> [WORK TO COMPLETE]:
Please copy out the lines in the entries that contain "tokens".

> [ENTRIES SUPPLIED]:
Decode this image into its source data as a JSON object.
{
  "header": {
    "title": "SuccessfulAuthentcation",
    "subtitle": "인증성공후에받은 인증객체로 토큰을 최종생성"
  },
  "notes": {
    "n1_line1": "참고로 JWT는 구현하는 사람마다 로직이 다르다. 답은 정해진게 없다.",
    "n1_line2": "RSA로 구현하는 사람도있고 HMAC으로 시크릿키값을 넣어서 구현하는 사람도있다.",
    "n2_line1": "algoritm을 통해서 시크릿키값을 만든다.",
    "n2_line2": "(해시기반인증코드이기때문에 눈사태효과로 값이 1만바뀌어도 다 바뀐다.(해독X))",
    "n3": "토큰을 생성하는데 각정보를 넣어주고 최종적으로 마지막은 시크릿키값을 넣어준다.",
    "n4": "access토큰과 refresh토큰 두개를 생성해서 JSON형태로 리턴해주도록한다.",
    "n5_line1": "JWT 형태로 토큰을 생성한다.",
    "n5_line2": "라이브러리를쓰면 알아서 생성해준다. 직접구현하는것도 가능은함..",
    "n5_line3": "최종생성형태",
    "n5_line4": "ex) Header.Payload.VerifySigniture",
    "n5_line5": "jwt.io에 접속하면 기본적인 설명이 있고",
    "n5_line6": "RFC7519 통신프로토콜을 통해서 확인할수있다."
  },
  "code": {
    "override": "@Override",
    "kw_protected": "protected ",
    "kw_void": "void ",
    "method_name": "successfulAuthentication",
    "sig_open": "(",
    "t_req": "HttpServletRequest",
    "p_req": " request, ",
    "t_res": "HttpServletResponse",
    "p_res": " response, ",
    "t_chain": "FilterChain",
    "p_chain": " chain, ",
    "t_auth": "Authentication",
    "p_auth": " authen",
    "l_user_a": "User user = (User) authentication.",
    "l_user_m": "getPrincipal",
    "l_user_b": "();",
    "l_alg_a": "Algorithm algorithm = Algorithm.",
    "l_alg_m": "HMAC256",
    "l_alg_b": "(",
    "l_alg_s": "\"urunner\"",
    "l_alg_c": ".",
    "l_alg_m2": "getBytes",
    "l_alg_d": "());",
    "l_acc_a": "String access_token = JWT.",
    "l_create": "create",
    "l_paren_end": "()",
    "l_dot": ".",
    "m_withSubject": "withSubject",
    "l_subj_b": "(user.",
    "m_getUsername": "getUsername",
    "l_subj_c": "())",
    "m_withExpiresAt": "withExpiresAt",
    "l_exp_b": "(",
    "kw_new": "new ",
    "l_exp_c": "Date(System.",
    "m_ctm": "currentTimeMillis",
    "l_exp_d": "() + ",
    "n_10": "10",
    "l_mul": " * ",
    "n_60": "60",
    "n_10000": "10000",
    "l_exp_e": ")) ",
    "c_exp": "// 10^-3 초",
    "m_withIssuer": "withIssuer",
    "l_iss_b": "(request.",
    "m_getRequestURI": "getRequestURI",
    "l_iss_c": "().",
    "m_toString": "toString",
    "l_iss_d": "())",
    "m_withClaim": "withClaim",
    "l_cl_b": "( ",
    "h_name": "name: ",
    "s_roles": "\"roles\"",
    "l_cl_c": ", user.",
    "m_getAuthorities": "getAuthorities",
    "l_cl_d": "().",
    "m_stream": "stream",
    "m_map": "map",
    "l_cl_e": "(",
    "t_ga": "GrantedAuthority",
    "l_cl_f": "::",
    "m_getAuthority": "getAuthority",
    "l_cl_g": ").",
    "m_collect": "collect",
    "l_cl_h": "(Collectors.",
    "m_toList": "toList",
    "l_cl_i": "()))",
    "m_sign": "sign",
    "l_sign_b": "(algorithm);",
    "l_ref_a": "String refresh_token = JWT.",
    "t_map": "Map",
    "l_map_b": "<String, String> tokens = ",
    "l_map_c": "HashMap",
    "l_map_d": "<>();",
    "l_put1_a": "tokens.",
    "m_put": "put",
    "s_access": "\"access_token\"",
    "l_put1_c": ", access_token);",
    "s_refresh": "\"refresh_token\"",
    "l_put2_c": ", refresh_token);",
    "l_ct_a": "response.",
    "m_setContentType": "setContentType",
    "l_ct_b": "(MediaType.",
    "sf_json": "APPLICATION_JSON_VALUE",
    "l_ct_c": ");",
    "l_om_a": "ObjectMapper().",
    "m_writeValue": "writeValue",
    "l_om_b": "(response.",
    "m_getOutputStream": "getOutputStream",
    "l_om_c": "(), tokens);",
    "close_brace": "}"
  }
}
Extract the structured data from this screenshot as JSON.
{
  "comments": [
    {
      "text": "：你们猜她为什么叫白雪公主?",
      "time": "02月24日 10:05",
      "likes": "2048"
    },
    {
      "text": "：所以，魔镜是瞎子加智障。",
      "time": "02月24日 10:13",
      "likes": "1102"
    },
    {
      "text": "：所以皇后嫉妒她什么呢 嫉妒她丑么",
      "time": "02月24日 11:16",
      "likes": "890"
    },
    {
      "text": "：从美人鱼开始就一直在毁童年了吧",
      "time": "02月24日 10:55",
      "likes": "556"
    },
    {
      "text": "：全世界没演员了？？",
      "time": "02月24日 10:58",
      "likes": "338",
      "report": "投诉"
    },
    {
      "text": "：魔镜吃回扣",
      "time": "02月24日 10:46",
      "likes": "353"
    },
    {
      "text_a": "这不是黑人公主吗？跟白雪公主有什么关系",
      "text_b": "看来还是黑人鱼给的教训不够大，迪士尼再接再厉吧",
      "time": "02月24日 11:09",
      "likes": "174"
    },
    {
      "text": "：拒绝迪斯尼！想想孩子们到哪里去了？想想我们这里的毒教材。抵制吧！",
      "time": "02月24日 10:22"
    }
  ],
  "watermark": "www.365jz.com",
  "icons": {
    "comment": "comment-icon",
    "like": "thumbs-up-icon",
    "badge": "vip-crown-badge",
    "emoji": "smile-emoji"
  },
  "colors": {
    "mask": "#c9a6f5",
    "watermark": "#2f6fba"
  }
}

> [WRITTEN RESPONSE]:
    "l_map_b": "<String, String> tokens = ",
    "l_put1_a": "tokens.",
    "l_om_c": "(), tokens);",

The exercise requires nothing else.